TASK DESCRIPTION –
Say how many lines below have "JSON" in them, giving the number alone.

Records from a dataset:
□ □ □ □ □
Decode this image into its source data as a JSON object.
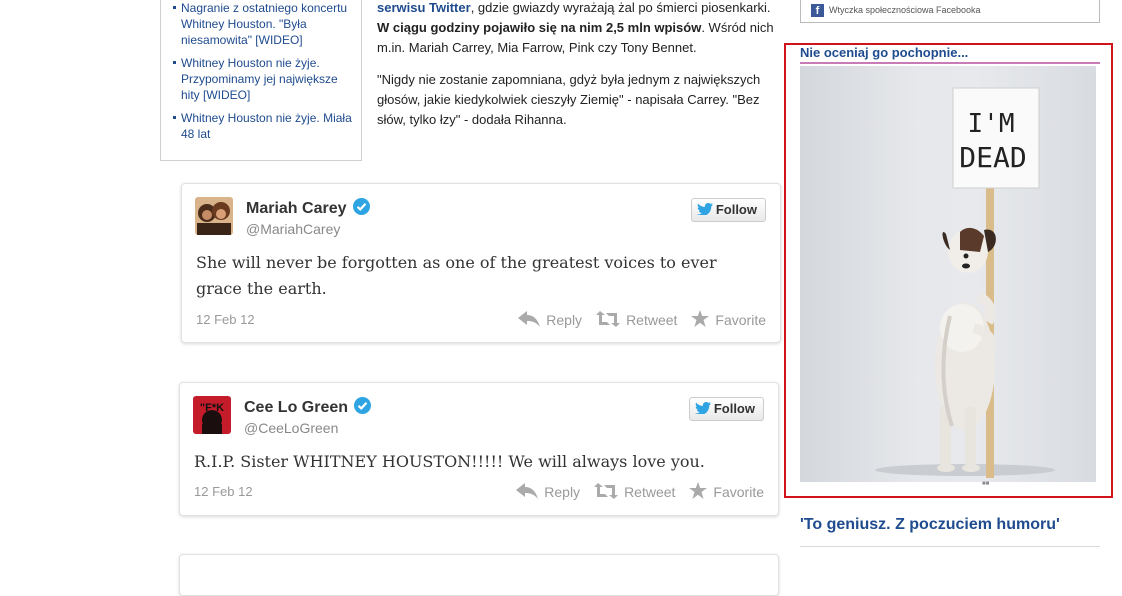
{
  "related_links": [
    "Nagranie z ostatniego koncertu Whitney Houston. \"Była niesamowita\" [WIDEO]",
    "Whitney Houston nie żyje. Przypominamy jej największe hity [WIDEO]",
    "Whitney Houston nie żyje. Miała 48 lat"
  ],
  "article": {
    "p1_link": "serwisu Twitter",
    "p1_text1": ", gdzie gwiazdy wyrażają żal po śmierci piosenkarki. ",
    "p1_bold": "W ciągu godziny pojawiło się na nim 2,5 mln wpisów",
    "p1_text2": ". Wśród nich m.in. Mariah Carrey, Mia Farrow, Pink czy Tony Bennet.",
    "p2": "\"Nigdy nie zostanie zapomniana, gdyż była jednym z największych głosów, jakie kiedykolwiek cieszyły Ziemię\" - napisała Carrey. \"Bez słów, tylko łzy\" - dodała Rihanna."
  },
  "tweets": [
    {
      "name": "Mariah Carey",
      "handle": "@MariahCarey",
      "text": "She will never be forgotten as one of the greatest voices to ever grace the earth.",
      "date": "12 Feb 12"
    },
    {
      "name": "Cee Lo Green",
      "handle": "@CeeLoGreen",
      "text": "R.I.P. Sister WHITNEY HOUSTON!!!!! We will always love you.",
      "date": "12 Feb 12"
    },
    {
      "name": "",
      "handle": "",
      "text": "",
      "date": ""
    }
  ],
  "tweet_actions": {
    "follow": "Follow",
    "reply": "Reply",
    "retweet": "Retweet",
    "favorite": "Favorite"
  },
  "sidebar": {
    "fb_plugin_label": "Wtyczka społecznościowa Facebooka",
    "promo_title": "Nie oceniaj go pochopnie...",
    "sign_line1": "I'M",
    "sign_line2": "DEAD",
    "promo_caption": "■■",
    "next_title": "'To geniusz. Z poczuciem humoru'"
  },
  "colors": {
    "link_blue": "#1f4b8f",
    "highlight_red": "#d0141c",
    "twitter_blue": "#2ea4e3"
  }
}
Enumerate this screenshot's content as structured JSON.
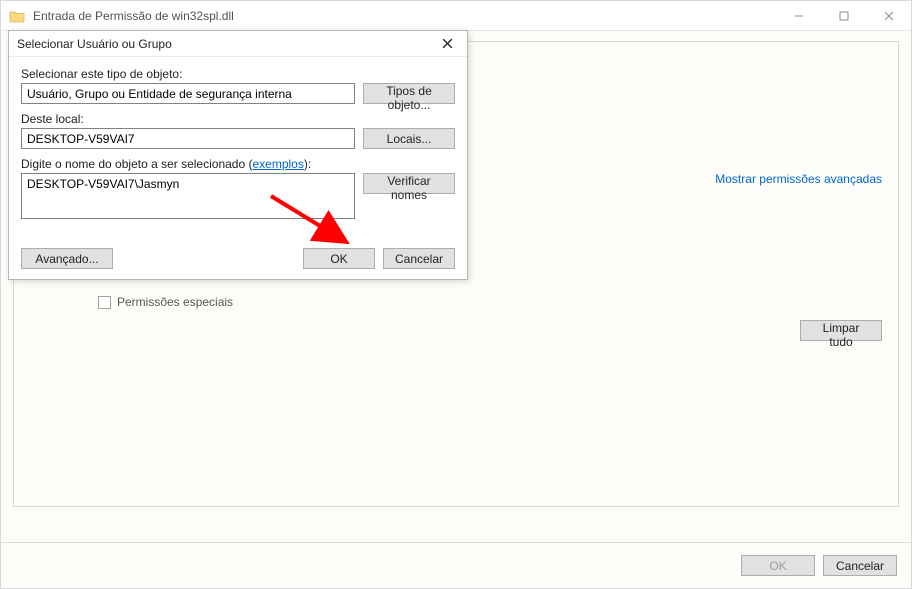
{
  "parent": {
    "title": "Entrada de Permissão de win32spl.dll",
    "advanced_perms_link": "Mostrar permissões avançadas",
    "special_perms_label": "Permissões especiais",
    "clear_all": "Limpar tudo",
    "ok": "OK",
    "cancel": "Cancelar"
  },
  "dialog": {
    "title": "Selecionar Usuário ou Grupo",
    "object_type_label": "Selecionar este tipo de objeto:",
    "object_type_value": "Usuário, Grupo ou Entidade de segurança interna",
    "object_type_btn": "Tipos de objeto...",
    "location_label": "Deste local:",
    "location_value": "DESKTOP-V59VAI7",
    "location_btn": "Locais...",
    "name_label_prefix": "Digite o nome do objeto a ser selecionado (",
    "name_label_link": "exemplos",
    "name_label_suffix": "):",
    "name_value": "DESKTOP-V59VAI7\\Jasmyn",
    "verify_btn": "Verificar nomes",
    "advanced_btn": "Avançado...",
    "ok": "OK",
    "cancel": "Cancelar"
  }
}
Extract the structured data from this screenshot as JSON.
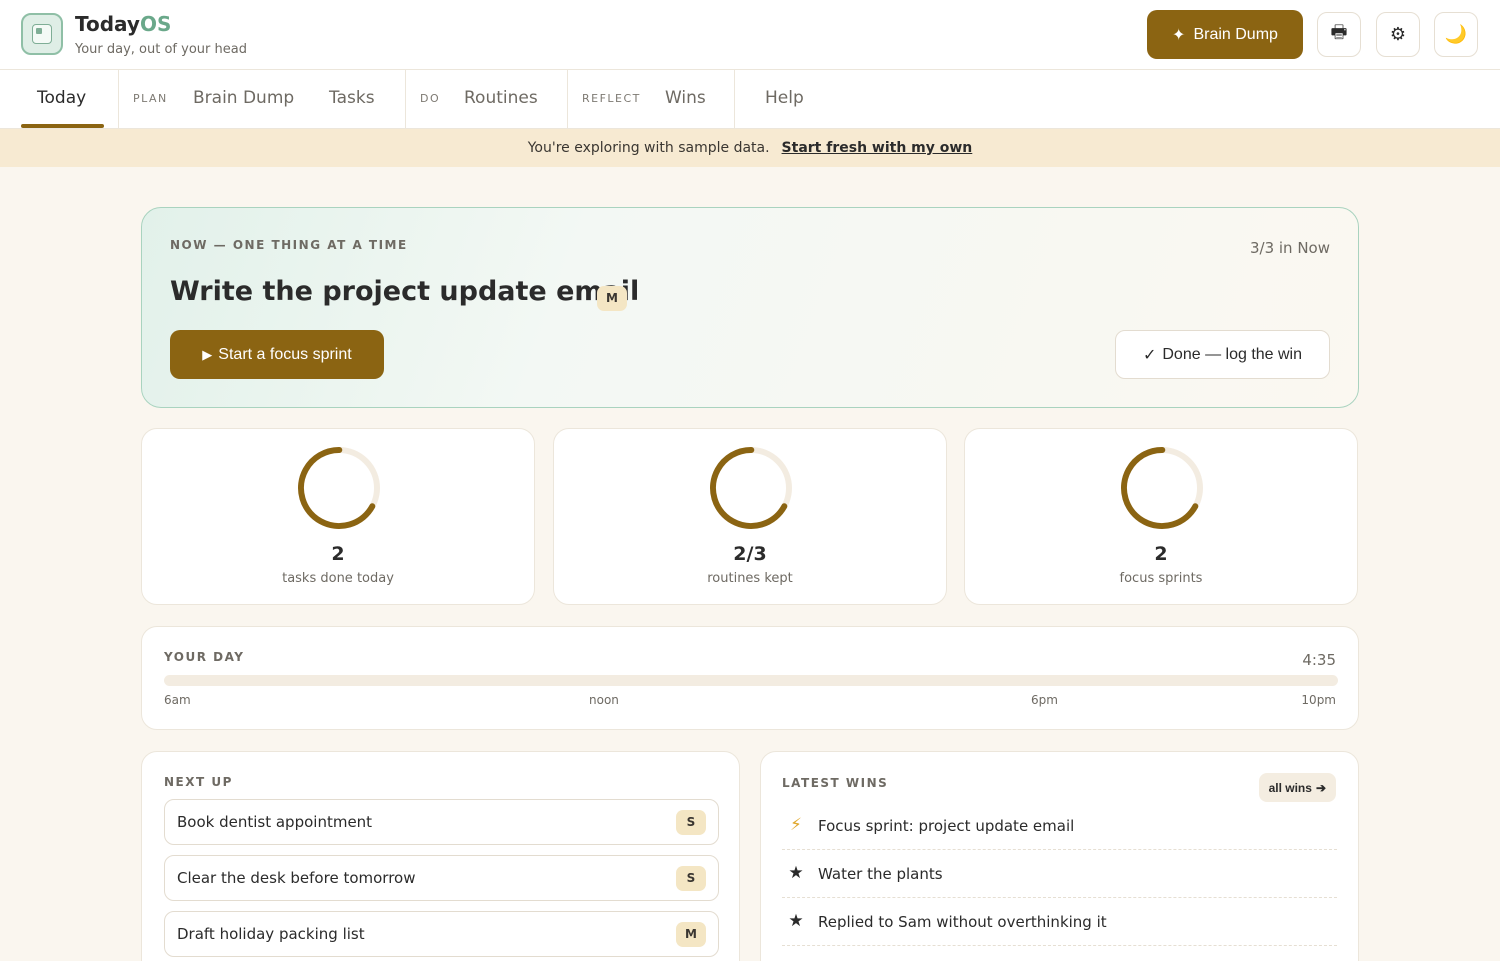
{
  "app": {
    "name": "Today",
    "name_suffix": "OS",
    "tagline": "Your day, out of your head"
  },
  "header": {
    "brain_dump_label": "Brain Dump",
    "brain_dump_icon": "✦",
    "printer_icon": "🖶",
    "settings_icon": "⚙",
    "theme_icon": "🌙"
  },
  "nav": {
    "today": "Today",
    "plan_group": "PLAN",
    "brain_dump": "Brain Dump",
    "tasks": "Tasks",
    "do_group": "DO",
    "routines": "Routines",
    "reflect_group": "REFLECT",
    "wins": "Wins",
    "help": "Help"
  },
  "banner": {
    "text": "You're exploring with sample data.",
    "link": "Start fresh with my own"
  },
  "now": {
    "label": "NOW — ONE THING AT A TIME",
    "count": "3/3 in Now",
    "title": "Write the project update email",
    "size": "M",
    "focus_label": "Start a focus sprint",
    "focus_icon": "▶",
    "done_label": "Done — log the win",
    "done_icon": "✓"
  },
  "stats": [
    {
      "value": "2",
      "label": "tasks done today",
      "fraction": 0.67
    },
    {
      "value": "2/3",
      "label": "routines kept",
      "fraction": 0.67
    },
    {
      "value": "2",
      "label": "focus sprints",
      "fraction": 0.67
    }
  ],
  "day": {
    "label": "YOUR DAY",
    "time": "4:35",
    "progress": 0,
    "ticks": [
      "6am",
      "noon",
      "6pm",
      "10pm"
    ]
  },
  "next_up": {
    "label": "NEXT UP",
    "tasks": [
      {
        "title": "Book dentist appointment",
        "size": "S"
      },
      {
        "title": "Clear the desk before tomorrow",
        "size": "S"
      },
      {
        "title": "Draft holiday packing list",
        "size": "M"
      }
    ]
  },
  "wins": {
    "label": "LATEST WINS",
    "all_label": "all wins",
    "all_icon": "➔",
    "items": [
      {
        "icon": "⚡",
        "text": "Focus sprint: project update email"
      },
      {
        "icon": "★",
        "text": "Water the plants"
      },
      {
        "icon": "★",
        "text": "Replied to Sam without overthinking it"
      }
    ]
  },
  "colors": {
    "accent": "#8b6412",
    "mint_border": "#a9d3bf",
    "background": "#faf6ef",
    "banner": "#f7ead2",
    "badge": "#f4e6c4"
  }
}
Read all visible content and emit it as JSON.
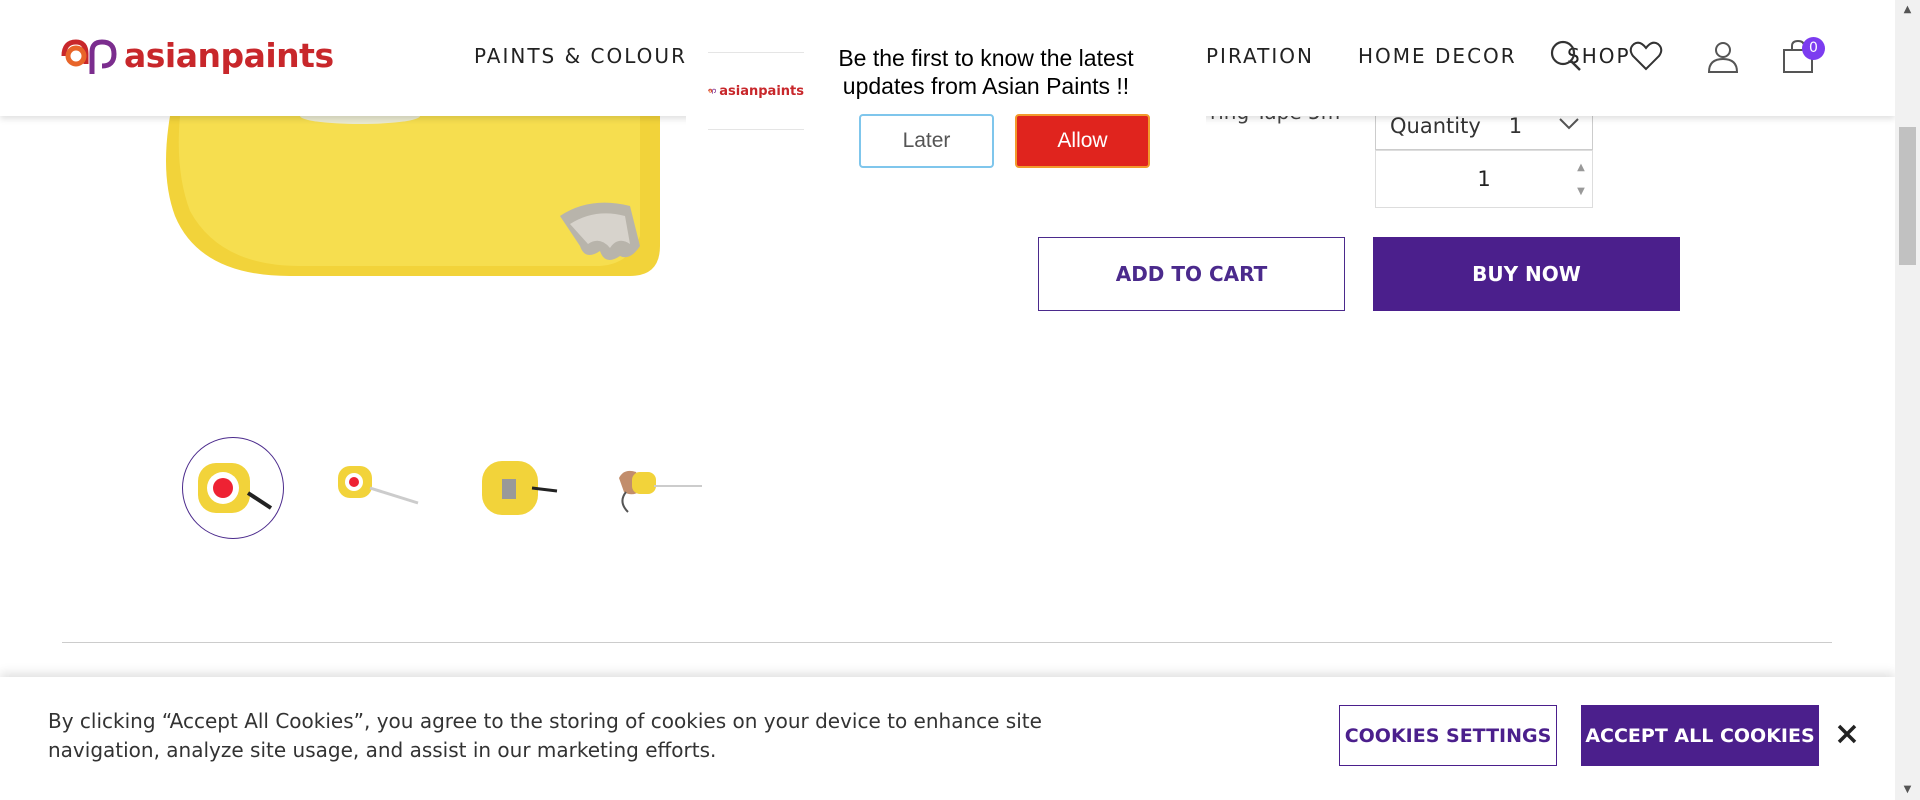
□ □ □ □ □
THE COMPLETED TASK –
4